When Jenny Smith’s kids got older, the best way to get them excited about RVing was to involve them in the decision-making process. She involves her two kids by encouraging them to use their electronics – which they want to use anyway – to compile things like destination addresses, hours of operation, reviews and pricing. (Smith, who blogs about expat life in New Zealand, is also a fan of the buddy system, saying, “If you have space in your RV, letting your child bring along a friend will do wonders for your sanity. It’s incredible how a buddy can transform your always-bored kid into a busy and happy one.”)
Most kids are accustomed to having rules at home. That’s why it’s essential to establish rules for your home on wheels, even if it’s just for one night. Do this in advance so kids know what to expect. Andrea Gentry, a blogger who RVs a lot with her 5-year-old and 7-year-old grandsons, says it’s also important to teach them campground etiquette. Kids should know how to respect the campground itself, any campground staff and of course, your neighbors.
Often, which campsite you get depends on the size of your RV. But if you can, look at campsite maps in advance and request a campsite that is most suitable for whatever age children you’re RVing with. If your kids are really young, you probably don’t want to be on the edge of the river or next to a steep drop-off. Counterintuitively, you might also not want to be near the playground or popular campground amenities. Since one of Gentry’s grandsons is autistic she prefers to stay away from all the action as it can be too overwhelming for him.
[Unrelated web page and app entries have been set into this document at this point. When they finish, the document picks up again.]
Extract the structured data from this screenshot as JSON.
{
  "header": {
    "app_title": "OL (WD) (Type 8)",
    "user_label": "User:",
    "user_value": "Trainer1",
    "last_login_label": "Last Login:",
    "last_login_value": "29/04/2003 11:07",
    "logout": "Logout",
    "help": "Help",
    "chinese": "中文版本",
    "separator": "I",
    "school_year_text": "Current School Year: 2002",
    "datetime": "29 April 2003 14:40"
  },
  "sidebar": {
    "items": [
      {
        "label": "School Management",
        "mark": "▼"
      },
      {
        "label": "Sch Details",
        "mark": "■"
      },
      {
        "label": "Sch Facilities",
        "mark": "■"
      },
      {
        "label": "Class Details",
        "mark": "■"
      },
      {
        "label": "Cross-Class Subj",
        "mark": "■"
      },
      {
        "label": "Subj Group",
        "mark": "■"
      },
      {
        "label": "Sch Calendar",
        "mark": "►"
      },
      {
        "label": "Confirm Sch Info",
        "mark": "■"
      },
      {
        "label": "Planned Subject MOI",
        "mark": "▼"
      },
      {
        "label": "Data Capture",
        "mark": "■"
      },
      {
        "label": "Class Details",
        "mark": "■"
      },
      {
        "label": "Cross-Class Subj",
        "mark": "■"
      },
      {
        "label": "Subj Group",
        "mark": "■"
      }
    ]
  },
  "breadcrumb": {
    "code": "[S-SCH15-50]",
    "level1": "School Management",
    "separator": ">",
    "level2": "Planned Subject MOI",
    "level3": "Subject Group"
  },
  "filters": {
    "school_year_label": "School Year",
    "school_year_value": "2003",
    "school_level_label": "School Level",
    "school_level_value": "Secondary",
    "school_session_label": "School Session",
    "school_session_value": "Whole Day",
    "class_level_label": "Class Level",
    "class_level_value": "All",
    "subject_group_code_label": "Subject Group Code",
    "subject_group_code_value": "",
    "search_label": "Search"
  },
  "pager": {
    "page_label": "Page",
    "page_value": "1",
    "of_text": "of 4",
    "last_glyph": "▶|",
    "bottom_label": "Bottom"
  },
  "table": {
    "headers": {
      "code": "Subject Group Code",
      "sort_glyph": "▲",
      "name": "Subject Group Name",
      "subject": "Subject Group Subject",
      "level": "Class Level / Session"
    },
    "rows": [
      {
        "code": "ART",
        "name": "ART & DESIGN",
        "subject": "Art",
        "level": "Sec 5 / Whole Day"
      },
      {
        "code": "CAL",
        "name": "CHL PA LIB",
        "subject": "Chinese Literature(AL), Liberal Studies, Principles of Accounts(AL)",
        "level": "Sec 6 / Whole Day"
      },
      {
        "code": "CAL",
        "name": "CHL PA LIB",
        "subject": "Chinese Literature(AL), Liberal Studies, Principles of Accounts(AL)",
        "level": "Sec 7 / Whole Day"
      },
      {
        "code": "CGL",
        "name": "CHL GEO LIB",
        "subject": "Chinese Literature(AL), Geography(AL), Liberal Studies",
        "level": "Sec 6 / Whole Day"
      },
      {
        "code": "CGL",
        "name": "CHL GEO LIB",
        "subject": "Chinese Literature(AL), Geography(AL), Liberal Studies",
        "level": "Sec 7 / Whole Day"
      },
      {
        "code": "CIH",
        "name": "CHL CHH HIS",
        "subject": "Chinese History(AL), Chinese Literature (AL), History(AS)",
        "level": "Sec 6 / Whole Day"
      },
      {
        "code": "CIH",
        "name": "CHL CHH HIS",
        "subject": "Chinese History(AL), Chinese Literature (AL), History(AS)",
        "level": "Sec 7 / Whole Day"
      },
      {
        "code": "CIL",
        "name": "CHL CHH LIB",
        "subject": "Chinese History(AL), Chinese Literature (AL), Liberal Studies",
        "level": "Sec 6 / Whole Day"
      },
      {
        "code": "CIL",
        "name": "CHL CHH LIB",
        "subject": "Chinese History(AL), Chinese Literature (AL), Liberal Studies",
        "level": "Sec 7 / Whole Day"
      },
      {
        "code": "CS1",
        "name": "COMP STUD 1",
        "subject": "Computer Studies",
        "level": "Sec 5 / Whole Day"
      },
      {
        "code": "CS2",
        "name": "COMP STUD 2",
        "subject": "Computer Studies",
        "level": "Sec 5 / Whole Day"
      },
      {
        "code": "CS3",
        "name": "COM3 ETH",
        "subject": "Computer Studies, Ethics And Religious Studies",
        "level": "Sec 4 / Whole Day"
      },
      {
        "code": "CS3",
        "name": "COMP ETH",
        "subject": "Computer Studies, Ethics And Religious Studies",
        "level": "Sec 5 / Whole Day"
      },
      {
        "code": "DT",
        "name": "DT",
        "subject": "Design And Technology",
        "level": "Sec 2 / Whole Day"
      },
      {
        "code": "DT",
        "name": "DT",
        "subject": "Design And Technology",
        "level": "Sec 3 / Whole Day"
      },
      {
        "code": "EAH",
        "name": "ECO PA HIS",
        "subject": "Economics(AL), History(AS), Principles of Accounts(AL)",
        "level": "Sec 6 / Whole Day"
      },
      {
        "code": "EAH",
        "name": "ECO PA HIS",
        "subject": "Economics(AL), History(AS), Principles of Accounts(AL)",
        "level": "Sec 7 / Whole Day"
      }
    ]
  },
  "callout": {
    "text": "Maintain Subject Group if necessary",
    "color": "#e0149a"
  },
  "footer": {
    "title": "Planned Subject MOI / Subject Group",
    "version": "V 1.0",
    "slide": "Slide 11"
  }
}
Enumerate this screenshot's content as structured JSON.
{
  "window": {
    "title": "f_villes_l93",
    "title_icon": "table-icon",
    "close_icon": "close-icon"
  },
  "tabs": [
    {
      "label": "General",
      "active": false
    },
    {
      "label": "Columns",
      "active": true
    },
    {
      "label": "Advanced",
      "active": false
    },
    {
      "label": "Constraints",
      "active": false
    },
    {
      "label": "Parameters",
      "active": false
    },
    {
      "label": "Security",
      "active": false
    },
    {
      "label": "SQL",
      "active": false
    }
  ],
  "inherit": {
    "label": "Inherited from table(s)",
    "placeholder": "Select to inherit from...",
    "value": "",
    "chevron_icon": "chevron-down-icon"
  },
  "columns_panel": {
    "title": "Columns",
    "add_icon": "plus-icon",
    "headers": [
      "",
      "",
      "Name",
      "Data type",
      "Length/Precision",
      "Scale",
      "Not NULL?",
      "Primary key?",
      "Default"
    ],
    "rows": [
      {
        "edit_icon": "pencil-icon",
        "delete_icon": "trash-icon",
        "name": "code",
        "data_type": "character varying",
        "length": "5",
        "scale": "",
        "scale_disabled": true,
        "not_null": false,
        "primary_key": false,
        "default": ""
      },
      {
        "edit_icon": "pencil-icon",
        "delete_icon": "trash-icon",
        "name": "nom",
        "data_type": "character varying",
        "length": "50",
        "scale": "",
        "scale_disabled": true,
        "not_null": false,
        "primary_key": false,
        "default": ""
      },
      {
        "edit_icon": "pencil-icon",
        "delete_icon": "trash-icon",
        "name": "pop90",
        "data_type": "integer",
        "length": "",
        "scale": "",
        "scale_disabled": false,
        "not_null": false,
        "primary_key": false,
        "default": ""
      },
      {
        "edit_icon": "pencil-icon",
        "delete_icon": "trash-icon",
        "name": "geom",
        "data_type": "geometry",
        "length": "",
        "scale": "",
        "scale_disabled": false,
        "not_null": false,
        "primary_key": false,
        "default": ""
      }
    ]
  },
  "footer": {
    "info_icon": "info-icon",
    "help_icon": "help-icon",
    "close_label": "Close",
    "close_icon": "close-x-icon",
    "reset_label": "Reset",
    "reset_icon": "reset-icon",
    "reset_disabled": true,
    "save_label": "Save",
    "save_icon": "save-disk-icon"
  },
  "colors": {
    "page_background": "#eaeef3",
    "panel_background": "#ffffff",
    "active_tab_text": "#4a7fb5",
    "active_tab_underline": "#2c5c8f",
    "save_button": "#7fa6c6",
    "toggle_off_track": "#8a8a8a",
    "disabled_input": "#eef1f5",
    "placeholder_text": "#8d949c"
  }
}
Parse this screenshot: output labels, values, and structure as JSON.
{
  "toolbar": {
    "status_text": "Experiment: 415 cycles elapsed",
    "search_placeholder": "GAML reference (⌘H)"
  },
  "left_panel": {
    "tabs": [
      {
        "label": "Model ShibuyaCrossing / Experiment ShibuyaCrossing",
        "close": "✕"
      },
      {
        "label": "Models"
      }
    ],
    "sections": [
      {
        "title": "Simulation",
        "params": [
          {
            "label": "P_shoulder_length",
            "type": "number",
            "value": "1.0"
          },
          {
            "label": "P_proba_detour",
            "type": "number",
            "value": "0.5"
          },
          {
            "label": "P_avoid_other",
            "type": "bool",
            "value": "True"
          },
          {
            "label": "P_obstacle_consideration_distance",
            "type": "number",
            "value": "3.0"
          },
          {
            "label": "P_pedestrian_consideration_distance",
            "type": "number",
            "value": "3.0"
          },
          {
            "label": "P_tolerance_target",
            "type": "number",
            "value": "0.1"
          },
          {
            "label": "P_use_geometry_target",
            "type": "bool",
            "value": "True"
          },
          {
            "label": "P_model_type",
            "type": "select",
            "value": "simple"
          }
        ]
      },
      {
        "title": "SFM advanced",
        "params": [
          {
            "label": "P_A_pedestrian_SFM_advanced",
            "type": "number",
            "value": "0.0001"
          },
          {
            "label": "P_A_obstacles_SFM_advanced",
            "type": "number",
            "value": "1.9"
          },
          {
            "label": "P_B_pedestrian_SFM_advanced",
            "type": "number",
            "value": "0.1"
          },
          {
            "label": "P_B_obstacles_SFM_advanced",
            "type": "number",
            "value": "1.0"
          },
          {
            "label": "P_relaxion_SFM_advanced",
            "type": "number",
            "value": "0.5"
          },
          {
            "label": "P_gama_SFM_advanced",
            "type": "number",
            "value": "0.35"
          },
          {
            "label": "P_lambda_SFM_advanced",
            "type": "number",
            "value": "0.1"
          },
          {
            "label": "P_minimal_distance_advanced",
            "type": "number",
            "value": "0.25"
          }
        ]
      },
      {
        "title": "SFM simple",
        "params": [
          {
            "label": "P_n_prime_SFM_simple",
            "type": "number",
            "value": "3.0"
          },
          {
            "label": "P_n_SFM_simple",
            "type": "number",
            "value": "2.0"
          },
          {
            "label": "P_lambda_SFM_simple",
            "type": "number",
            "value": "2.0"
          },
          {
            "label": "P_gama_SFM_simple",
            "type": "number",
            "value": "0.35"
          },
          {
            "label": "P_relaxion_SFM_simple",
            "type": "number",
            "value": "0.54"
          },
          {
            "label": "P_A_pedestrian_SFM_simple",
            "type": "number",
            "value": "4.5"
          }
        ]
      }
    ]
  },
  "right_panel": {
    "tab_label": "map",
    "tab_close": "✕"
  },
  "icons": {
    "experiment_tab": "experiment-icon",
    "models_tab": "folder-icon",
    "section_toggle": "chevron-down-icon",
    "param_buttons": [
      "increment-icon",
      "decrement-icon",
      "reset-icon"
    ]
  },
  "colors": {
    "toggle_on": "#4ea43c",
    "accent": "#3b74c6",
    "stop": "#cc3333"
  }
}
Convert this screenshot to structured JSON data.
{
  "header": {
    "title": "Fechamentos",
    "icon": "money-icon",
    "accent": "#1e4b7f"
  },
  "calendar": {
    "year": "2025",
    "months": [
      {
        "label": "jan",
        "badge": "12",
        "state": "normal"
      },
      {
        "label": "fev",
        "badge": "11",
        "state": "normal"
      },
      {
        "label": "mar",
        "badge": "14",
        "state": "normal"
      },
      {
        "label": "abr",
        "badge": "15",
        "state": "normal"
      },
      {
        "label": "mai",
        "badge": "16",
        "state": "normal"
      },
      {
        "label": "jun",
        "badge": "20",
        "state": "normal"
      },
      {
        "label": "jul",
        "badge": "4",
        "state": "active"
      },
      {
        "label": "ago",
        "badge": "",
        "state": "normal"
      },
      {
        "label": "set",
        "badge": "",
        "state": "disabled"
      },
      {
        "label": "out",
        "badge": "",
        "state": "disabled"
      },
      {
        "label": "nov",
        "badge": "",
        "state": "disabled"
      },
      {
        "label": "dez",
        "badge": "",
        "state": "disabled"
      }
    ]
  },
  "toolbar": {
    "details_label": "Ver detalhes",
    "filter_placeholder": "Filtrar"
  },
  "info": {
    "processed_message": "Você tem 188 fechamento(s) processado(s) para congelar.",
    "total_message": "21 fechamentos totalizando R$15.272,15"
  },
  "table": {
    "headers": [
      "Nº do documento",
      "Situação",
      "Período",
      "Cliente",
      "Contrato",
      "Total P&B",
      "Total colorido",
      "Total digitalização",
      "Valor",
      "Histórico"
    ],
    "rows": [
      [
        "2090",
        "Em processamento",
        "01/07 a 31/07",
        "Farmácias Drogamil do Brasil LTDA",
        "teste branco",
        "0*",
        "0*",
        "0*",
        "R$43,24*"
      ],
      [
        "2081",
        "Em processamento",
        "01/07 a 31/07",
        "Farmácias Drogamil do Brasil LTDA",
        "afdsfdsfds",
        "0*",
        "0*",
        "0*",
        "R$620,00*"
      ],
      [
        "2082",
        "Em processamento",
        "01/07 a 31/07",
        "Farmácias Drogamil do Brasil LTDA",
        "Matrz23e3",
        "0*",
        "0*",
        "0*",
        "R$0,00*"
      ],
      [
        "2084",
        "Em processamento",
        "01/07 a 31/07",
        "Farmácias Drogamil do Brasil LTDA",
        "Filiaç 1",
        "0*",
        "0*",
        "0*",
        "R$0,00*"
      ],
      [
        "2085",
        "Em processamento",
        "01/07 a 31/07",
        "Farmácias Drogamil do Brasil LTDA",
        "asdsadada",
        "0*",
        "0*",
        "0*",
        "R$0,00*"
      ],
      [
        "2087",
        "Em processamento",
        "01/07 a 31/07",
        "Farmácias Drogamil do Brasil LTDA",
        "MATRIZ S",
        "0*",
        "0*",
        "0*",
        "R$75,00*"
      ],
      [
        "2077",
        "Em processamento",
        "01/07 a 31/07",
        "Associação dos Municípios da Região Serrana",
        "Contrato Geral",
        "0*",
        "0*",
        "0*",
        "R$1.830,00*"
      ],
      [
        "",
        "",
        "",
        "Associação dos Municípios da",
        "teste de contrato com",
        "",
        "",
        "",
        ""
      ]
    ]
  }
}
Natasha Nunez thought she’d found the perfect Class B motorhome until her husband asked where their baby would sit. They ended up getting a Sprinter van instead. “Car seats, especially for infants and toddlers, must be installed in forward-facing seating with a seatbelt that’s anchored to the vehicle’s frame,” says Nunez, a teacher turned blogger who writes about camping with toddlers. Many RVs aren’t designed for safely (and legally) installing car seats.
If your kids get anxiety before bedtime, try your best to arrive at your campsite during the day. “Setting up camp in the daylight hours gives kids a chance to see their surroundings which is a good way to beat the night-time nerves,” says Gigi Stetler, CEO of the only female-owned RV dealership in the country and founder of the RV Advisor.
If you have impatient kids running around, setup be even harder. Stacy Maxon, who camps with her three kids ages 1 to 8, has found it’s much easier if she brings them to the playground or takes them on a walk while her husband gets the camper unhooked and level. “I get to explore the campground and he can do the work he needs uninterrupted. It’s a win-win,” says Maxon who founded an RV subscription box service that can also make RVing with kids more fun. Of course, if your kids are old enough to help set up, then by all means assign them tasks they can feel accomplished about completing for you.
If your RV has lots of bells and whistles (ahem, WiFi and TVs), getting the kids (and even adults) outside can be a struggle. That’s why Jill Greising-Murschel recommends being intentional about getting outside first thing in the morning to start your day. After two years of motorhome living with four kids, she should know. “I learned this tip early on in our full-time RV living lifestyle,” says Greising-Murschel who blogs about RVing full time. “It’s easy to start your day in the kitchen making breakfast and then sit on the couch and later realize you’ve been cooped up in your RV for hours with your kids.”
Katie Jackson is a writer and media specialist based in Montana’s Big Sky Country. Living and working everywhere from New York to Nicaragua, Katie is no stranger to adventure. When she’s not traveling the world (or writing about it!) she’s busy chasing after a Leonberger named Zeus. Follow Katie’s travels on Instagram @katietalkstravel.